Provided records:
##########
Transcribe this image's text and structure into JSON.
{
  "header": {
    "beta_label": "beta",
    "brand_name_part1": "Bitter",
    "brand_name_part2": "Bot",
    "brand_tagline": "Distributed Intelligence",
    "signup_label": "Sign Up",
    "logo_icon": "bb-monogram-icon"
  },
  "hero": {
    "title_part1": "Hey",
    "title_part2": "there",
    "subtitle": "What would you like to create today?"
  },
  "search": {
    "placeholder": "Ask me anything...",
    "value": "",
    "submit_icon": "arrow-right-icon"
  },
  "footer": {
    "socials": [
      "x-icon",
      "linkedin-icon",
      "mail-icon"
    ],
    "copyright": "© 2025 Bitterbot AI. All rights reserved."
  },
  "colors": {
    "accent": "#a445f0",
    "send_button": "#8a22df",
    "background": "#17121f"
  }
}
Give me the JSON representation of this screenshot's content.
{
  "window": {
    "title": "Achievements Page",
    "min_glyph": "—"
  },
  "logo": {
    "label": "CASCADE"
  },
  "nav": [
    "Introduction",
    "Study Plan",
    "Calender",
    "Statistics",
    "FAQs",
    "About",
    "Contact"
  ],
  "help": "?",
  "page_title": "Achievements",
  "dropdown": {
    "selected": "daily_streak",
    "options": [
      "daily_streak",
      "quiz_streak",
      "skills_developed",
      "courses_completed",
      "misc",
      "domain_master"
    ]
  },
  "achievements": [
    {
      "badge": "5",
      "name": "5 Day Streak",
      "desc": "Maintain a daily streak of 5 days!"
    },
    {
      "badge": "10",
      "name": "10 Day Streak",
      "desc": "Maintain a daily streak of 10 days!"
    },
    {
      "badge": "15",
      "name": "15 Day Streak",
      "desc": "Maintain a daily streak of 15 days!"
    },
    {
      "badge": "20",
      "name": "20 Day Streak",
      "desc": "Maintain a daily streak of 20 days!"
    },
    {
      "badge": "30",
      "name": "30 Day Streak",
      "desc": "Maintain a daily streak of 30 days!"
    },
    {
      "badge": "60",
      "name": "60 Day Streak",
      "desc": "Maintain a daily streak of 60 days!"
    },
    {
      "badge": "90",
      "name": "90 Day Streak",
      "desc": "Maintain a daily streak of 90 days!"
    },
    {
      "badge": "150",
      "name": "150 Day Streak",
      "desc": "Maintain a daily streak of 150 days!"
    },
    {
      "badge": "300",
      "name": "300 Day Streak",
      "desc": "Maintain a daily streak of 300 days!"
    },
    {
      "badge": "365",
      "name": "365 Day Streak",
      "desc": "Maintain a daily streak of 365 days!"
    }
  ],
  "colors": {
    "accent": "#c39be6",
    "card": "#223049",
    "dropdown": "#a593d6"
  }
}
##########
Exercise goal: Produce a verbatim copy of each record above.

Solution to this task:
Transcribe this image's text and structure into JSON.
{
  "header": {
    "beta_label": "beta",
    "brand_name_part1": "Bitter",
    "brand_name_part2": "Bot",
    "brand_tagline": "Distributed Intelligence",
    "signup_label": "Sign Up",
    "logo_icon": "bb-monogram-icon"
  },
  "hero": {
    "title_part1": "Hey",
    "title_part2": "there",
    "subtitle": "What would you like to create today?"
  },
  "search": {
    "placeholder": "Ask me anything...",
    "value": "",
    "submit_icon": "arrow-right-icon"
  },
  "footer": {
    "socials": [
      "x-icon",
      "linkedin-icon",
      "mail-icon"
    ],
    "copyright": "© 2025 Bitterbot AI. All rights reserved."
  },
  "colors": {
    "accent": "#a445f0",
    "send_button": "#8a22df",
    "background": "#17121f"
  }
}
Give me the JSON representation of this screenshot's content.
{
  "window": {
    "title": "Achievements Page",
    "min_glyph": "—"
  },
  "logo": {
    "label": "CASCADE"
  },
  "nav": [
    "Introduction",
    "Study Plan",
    "Calender",
    "Statistics",
    "FAQs",
    "About",
    "Contact"
  ],
  "help": "?",
  "page_title": "Achievements",
  "dropdown": {
    "selected": "daily_streak",
    "options": [
      "daily_streak",
      "quiz_streak",
      "skills_developed",
      "courses_completed",
      "misc",
      "domain_master"
    ]
  },
  "achievements": [
    {
      "badge": "5",
      "name": "5 Day Streak",
      "desc": "Maintain a daily streak of 5 days!"
    },
    {
      "badge": "10",
      "name": "10 Day Streak",
      "desc": "Maintain a daily streak of 10 days!"
    },
    {
      "badge": "15",
      "name": "15 Day Streak",
      "desc": "Maintain a daily streak of 15 days!"
    },
    {
      "badge": "20",
      "name": "20 Day Streak",
      "desc": "Maintain a daily streak of 20 days!"
    },
    {
      "badge": "30",
      "name": "30 Day Streak",
      "desc": "Maintain a daily streak of 30 days!"
    },
    {
      "badge": "60",
      "name": "60 Day Streak",
      "desc": "Maintain a daily streak of 60 days!"
    },
    {
      "badge": "90",
      "name": "90 Day Streak",
      "desc": "Maintain a daily streak of 90 days!"
    },
    {
      "badge": "150",
      "name": "150 Day Streak",
      "desc": "Maintain a daily streak of 150 days!"
    },
    {
      "badge": "300",
      "name": "300 Day Streak",
      "desc": "Maintain a daily streak of 300 days!"
    },
    {
      "badge": "365",
      "name": "365 Day Streak",
      "desc": "Maintain a daily streak of 365 days!"
    }
  ],
  "colors": {
    "accent": "#c39be6",
    "card": "#223049",
    "dropdown": "#a593d6"
  }
}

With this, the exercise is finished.